This feels shameful, honestly, in a time when there is so much to scream, to protest, to bear witness to. My inability to write at this moment is another kind of grief, another kind of uncertainty, and in the midst of it I have been (no—let me be truthful: I am) disoriented, destabilized.

You see, writing has always been for me an act of faith. Maybe that sounds naïve, but it is my truth. To write, I have had to believe in the inherent meaning and beauty of the world. Without that belief, I’ve thought, why would a person bother? For twenty-two years now, I’ve seen writing as an act of gratitude and reverence and hope. Making art—to me—has been a holy act of faith in us (humans), in the communities we build together, and in the beauty of our world.

But this winter, the darkness has overwhelmed me, drowned me, dropped me low. And let me tell you, my faith has never felt so thin.

Some of you are surely shaking your heads at this point and dismissing me. I’ve been privileged. (Yes.) I’ve been blind. (Yes.) I’ve been missing the point all along. (Maybe.) I hear you, and I don’t disagree. But what now? I’m listening now. What now? What now, after the sky has shattered and the ground has opened up, and yet we’re still here? We’re still fucking here, I think with anguish most days, and how do you write about that?

This morning I stood at my kitchen window looking out at my garden. In the absence of writing this year, there has been dirt. On days when in the past I might have been at my desk, this year I have been on my knees in the mud, trowel in hand, planting bulbs and seeds and tender green starts. The tête à têtes my daughter and I planted have finally sent up their shoots and are about to burst open. The peony plant I thought for sure hadn’t survived the winter has sent up the odd, red stems that mean it will bloom again this summer. The wildflower seeds I set one-by-one into thumb-sized trenches have sprouted the threads of stems. They’re waiting for spring now. They’re waiting for the incessant rain we’ve had in the Pacific Northwest this winter to taper off. They’re waiting for more direct light and for warmth and for longer days. They’re waiting—on pause—but they’re going to grow.

Standing at my window, looking at the determined green of my garden, the words of William Carlos Williams’s poem “Spring and All” materialized like a prayer in my mind:

Now the grass, tomorrow

the stiff curl of wildcarrot leaf

One by one objects are defined-

It quickens: clarity, outline of leaf

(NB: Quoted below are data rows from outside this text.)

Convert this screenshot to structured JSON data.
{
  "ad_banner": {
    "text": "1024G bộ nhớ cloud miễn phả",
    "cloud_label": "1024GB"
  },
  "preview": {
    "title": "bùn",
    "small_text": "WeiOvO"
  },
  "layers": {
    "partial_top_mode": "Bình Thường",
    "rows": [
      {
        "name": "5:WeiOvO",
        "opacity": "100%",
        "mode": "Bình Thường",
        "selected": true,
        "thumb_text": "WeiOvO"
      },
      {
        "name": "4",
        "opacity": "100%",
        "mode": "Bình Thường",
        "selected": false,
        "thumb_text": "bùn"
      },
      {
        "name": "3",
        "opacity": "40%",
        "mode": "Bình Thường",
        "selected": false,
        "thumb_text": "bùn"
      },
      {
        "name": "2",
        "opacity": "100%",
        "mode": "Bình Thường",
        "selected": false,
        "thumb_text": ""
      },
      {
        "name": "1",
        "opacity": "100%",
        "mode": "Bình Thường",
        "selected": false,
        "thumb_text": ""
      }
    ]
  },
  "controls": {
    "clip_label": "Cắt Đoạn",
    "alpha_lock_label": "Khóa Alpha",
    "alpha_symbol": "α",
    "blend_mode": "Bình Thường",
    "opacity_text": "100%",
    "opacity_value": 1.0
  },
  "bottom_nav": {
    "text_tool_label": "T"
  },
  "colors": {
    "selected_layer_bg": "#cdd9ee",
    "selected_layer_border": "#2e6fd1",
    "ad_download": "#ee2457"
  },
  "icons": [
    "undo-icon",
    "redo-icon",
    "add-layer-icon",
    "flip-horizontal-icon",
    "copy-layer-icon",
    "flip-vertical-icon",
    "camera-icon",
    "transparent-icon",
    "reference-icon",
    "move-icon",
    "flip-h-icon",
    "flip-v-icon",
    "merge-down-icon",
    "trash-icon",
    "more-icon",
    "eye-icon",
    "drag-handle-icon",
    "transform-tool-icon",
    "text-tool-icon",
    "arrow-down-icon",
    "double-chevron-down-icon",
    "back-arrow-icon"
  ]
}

But now the stark dignity of

entrance-Still, the profound change

has come upon them: rooted they

grip down and begin to awaken

And so today I’m waiting for a little light. I’m hoping for growth. I’m listening and watching and standing—for a day—in the balance.

About Kirsten